PhotoSketch: Internet Image Montage from Tao Chen on Vimeo.

Photosketch: Internet Image Montage provides a simple way to make image composites by doodling a picture, adding labels and then letting the engine scour the Internet for suitable photos. Once it has found the most appropriate matches, it composites them together.

I can see lots of awful e-cards and Powerpoint presentations coming out of this, but it would be very useful for putting together prototype sketches for installations and services and it is a pretty remarkable bit of technology.

(Via Richard Banks)

How much is good service worth? £25m for Amazon UK.


(Photo credit: xrrr on Flickr)

Amazon’s entire offering really boils down to two things.

The first is to facilitate a person in a warehouse somewhere picking a book off a shelf and sending it to you. Every other part of the service and online experience is essentially about making that happen ideally as swiftly, effortlessly and enjoyably as possible.

The second is to recommend books to you that you are either considering buying or didn’t even know existed. That part is what all the collaborative filtering (people who bought this also bought that), reviews and rating mechanisms are for. Usually the second point leads to the first – you make a purchase and they send it to you.

Key to this entire service experience is time. It’s quick to find things, quick to find alternatives and quick to get the book once you buy it. If you want to take longer to meander through a bookstore that is one of the (few) advantages bricks and mortar bookstores have. Time is important there too, but in the opposite way, hence the preponderance of cafés in bookstores or café/bookstores. If you feel hustled and harried by the staff to make a purchase and get out, that’s poor service.

If it takes ages for something to arrive from Amazon a large part of the point of Amazon is lost.
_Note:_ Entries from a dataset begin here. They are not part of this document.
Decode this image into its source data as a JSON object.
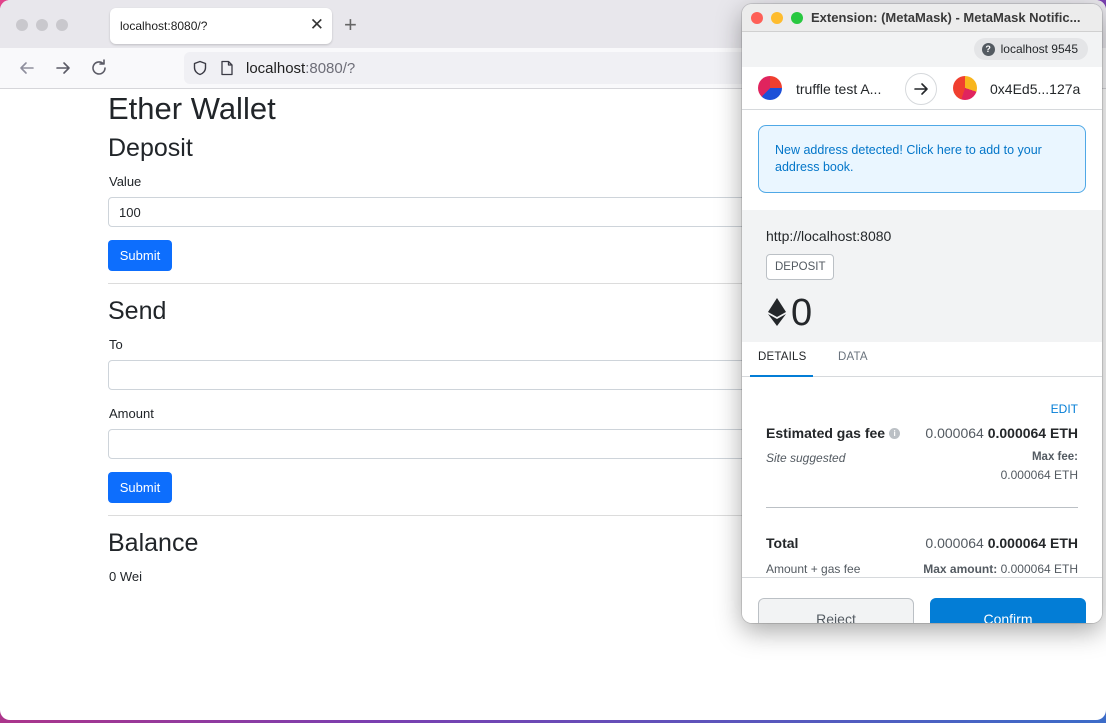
{
  "browser": {
    "tab_title": "localhost:8080/?",
    "tab_close": "✕",
    "new_tab": "+",
    "url_host": "localhost",
    "url_rest": ":8080/?"
  },
  "page": {
    "title": "Ether Wallet",
    "deposit": {
      "heading": "Deposit",
      "value_label": "Value",
      "value": "100",
      "submit_label": "Submit"
    },
    "send": {
      "heading": "Send",
      "to_label": "To",
      "to_value": "",
      "amount_label": "Amount",
      "amount_value": "",
      "submit_label": "Submit"
    },
    "balance": {
      "heading": "Balance",
      "value": "0 Wei"
    }
  },
  "metamask": {
    "window_title": "Extension: (MetaMask) - MetaMask Notific...",
    "origin_help": "?",
    "network": "localhost 9545",
    "from_account": "truffle test A...",
    "to_account": "0x4Ed5...127a",
    "alert": "New address detected! Click here to add to your address book.",
    "site": "http://localhost:8080",
    "method": "DEPOSIT",
    "amount": "0",
    "tabs": [
      "DETAILS",
      "DATA"
    ],
    "edit_label": "EDIT",
    "gas": {
      "label": "Estimated gas fee",
      "info": "i",
      "secondary": "0.000064",
      "primary": "0.000064 ETH",
      "suggested": "Site suggested",
      "max_fee_label": "Max fee:",
      "max_fee_value": "0.000064 ETH"
    },
    "total": {
      "label": "Total",
      "secondary": "0.000064",
      "primary": "0.000064 ETH",
      "sub_label": "Amount + gas fee",
      "max_amount_label": "Max amount:",
      "max_amount_value": "0.000064 ETH"
    },
    "reject_label": "Reject",
    "confirm_label": "Confirm"
  },
  "colors": {
    "bootstrap_primary": "#0d6efd",
    "metamask_blue": "#037dd6"
  }
}
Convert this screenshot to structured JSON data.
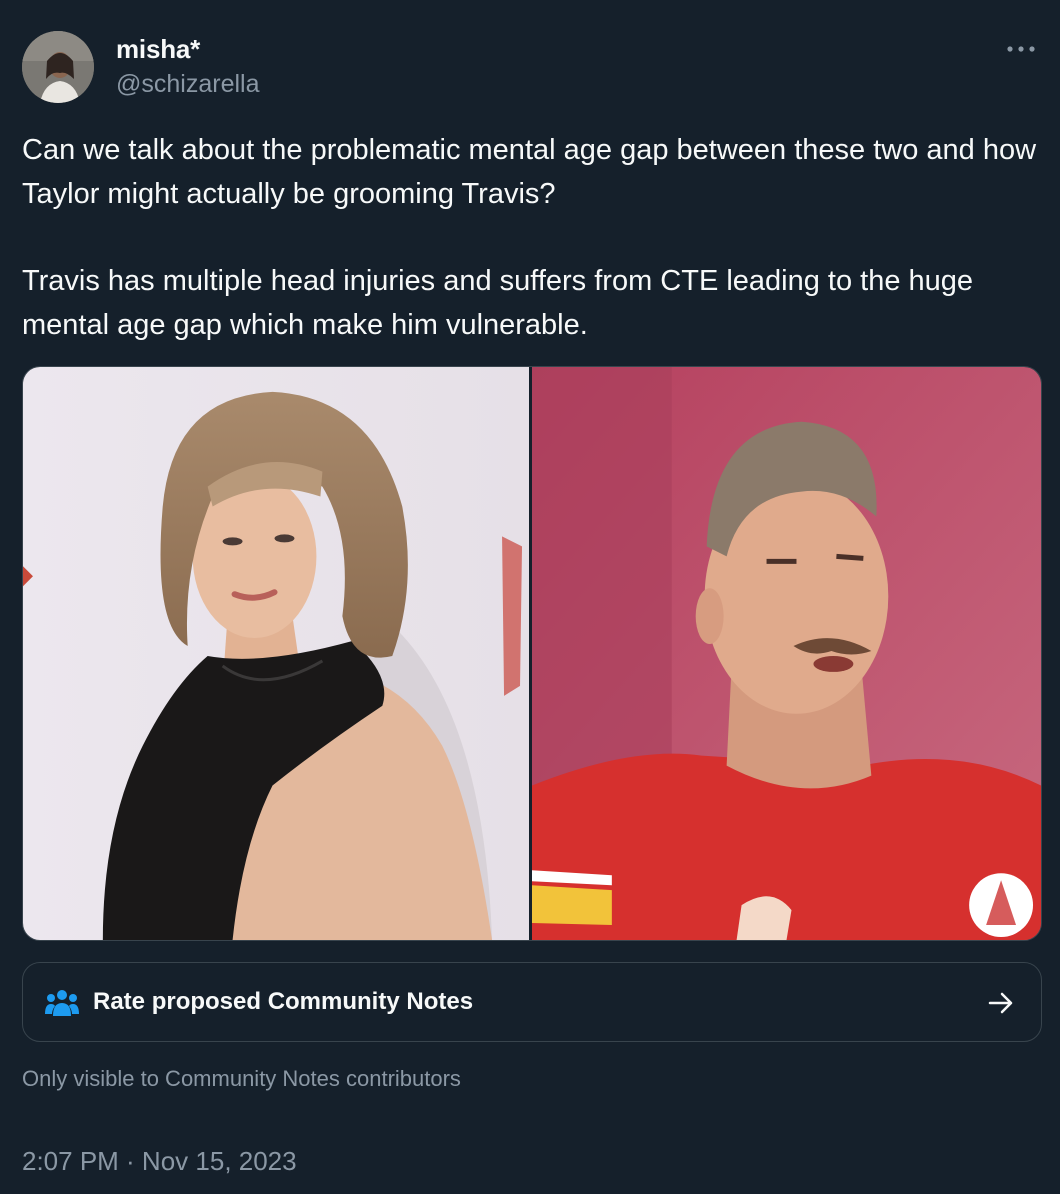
{
  "author": {
    "display_name": "misha*",
    "handle": "@schizarella",
    "avatar_icon": "user-avatar"
  },
  "menu": {
    "icon": "more-icon"
  },
  "tweet": {
    "paragraphs": [
      "Can we talk about the problematic mental age gap between these two and how Taylor might actually be grooming Travis?",
      "Travis has multiple head injuries and suffers from CTE leading to the huge mental age gap which make him vulnerable."
    ]
  },
  "media": {
    "photos": [
      {
        "subject": "woman with bob haircut in black sequined halter top"
      },
      {
        "subject": "football player in red jersey"
      }
    ]
  },
  "community_notes": {
    "label": "Rate proposed Community Notes",
    "icon": "people-icon",
    "arrow_icon": "arrow-right-icon",
    "visibility": "Only visible to Community Notes contributors"
  },
  "timestamp": "2:07 PM · Nov 15, 2023",
  "colors": {
    "background": "#15202b",
    "text": "#f7f9f9",
    "secondary_text": "#8b98a5",
    "border": "#38444d",
    "notes_icon": "#1d9bf0"
  }
}
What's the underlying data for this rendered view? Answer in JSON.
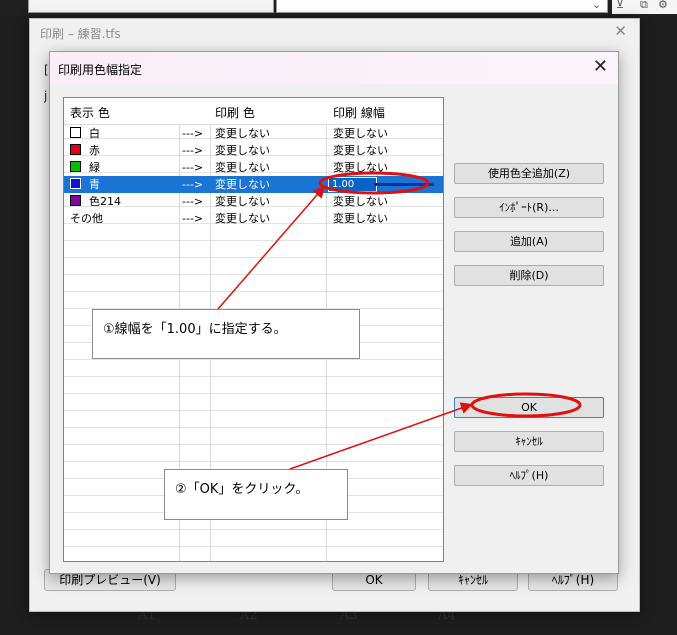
{
  "outer_window": {
    "title": "印刷 – 練習.tfs",
    "close": "✕",
    "fragment_1": "[",
    "fragment_2": "ј",
    "buttons": {
      "preview": "印刷プレビュー(V)",
      "ok": "OK",
      "cancel": "ｷｬﾝｾﾙ",
      "help": "ﾍﾙﾌﾟ(H)"
    }
  },
  "background": {
    "columns": [
      "A1",
      "A2",
      "A3",
      "A4"
    ]
  },
  "dialog": {
    "title": "印刷用色幅指定",
    "close": "✕",
    "table": {
      "headers": [
        "表示 色",
        "印刷 色",
        "印刷 線幅"
      ],
      "rows": [
        {
          "name": "白",
          "swatch": "#ffffff",
          "arrow": "--->",
          "print_color": "変更しない",
          "line_width": "変更しない"
        },
        {
          "name": "赤",
          "swatch": "#e0001a",
          "arrow": "--->",
          "print_color": "変更しない",
          "line_width": "変更しない"
        },
        {
          "name": "緑",
          "swatch": "#00c000",
          "arrow": "--->",
          "print_color": "変更しない",
          "line_width": "変更しない"
        },
        {
          "name": "青",
          "swatch": "#1414d0",
          "arrow": "--->",
          "print_color": "変更しない",
          "line_width": "1.00",
          "selected": true
        },
        {
          "name": "色214",
          "swatch": "#7a0a9a",
          "arrow": "--->",
          "print_color": "変更しない",
          "line_width": "変更しない"
        },
        {
          "name": "その他",
          "swatch": "",
          "arrow": "--->",
          "print_color": "変更しない",
          "line_width": "変更しない"
        }
      ]
    },
    "buttons": {
      "add_all": "使用色全追加(Z)",
      "import": "ｲﾝﾎﾟｰﾄ(R)...",
      "add": "追加(A)",
      "delete": "削除(D)",
      "ok": "OK",
      "cancel": "ｷｬﾝｾﾙ",
      "help": "ﾍﾙﾌﾟ(H)"
    }
  },
  "annotations": {
    "step1": "①線幅を「1.00」に指定する。",
    "step2": "②「OK」をクリック。"
  },
  "colors": {
    "selection": "#1a74d4",
    "annotation_red": "#e01010"
  }
}
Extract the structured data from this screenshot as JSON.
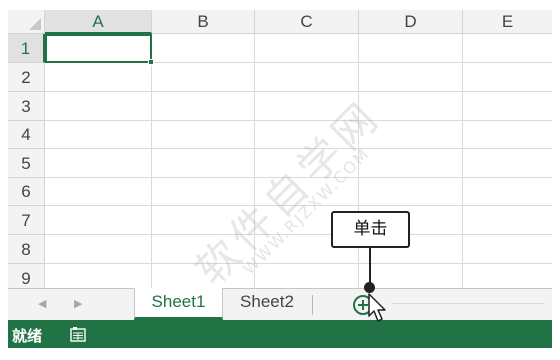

By ages, I mean more than about a week. That’s the Amazon equivalent of going into a physical bookstore and asking for a book only to hear the response, “We don’t have it in stock, but we can order it for you – it will be here in about four to six weeks”. (Incidentally, does any bookstore worker not think at that moment, “They’re thinking right now”?). Delivery time for Amazon makes almost the entire difference – it’s one of the key advantages along with the enormous inventory that is the pay off to the disadvantage of not being able to browse the physical books.

Amazon is a classic case of a service that is deeply susceptible to the level of service its partners can provide. The Royal Mail, once the envy of the world’s postal services, has gone from bad to worse over the past couple of decades and today the Guardian reports that they have just lost a £25m contract with Amazon because of the current strike. They already lost a smaller £8m contract in the last strikes.

So much is fairly obvious albeit sad. What was particularly interesting from a service design perspective is that the Home Delivery Network (a private, rival service to the Royal Mail) have said, “We are seeing a number of our customers preparing to start marketing their deliveries as free of Royal Mail risk”. When your service is so bad that avoiding using it becomes a selling point for another service or product, you know you have big problems.

Teaching Service Design at Lucerne School of Art and Design

Regular readers of Playpen may have notice things have been somewhat quiet around here recently. There are two reasons for this. One is that Twitter has made an unexpected impact on my blogging. I was quite surprised by this, because it is somewhat of a symbiotic relationship, especially as my tweets are over there in the sidebar. I am yet to make a judgement about whether it is a positive thing that I can comment on something in 140 characters or whether it shows an ever diminishing level of caring about putting together a coherent piece of writing. I’m sure this has affected others out there – has twittering bled your blog dry?


The other, rather more exciting reason, is that I started a new post as a Research Fellow/Lecturer (professor with a small p to you folks in the USA) in Service Design at the Lucerne School of Art and Design, part of the Hochschule Luzern in Switzerland. As the title suggests, it is a mix of research and teaching. I am predominantly teaching on the Masters of Product Design and Management, but dip into a couple of BA courses too.

So, expect the posts here to tend a bit more towards services, but I have long seen interaction/experience design with the broader lens that service design affords, so I don’t imagine the content will radically change. Diving headlong into the bureaucracy that working in a public education institution, in another country (especially Switzerland) entails is in itself a pretty good opportunity to experience the complexity of service offerings both good and bad.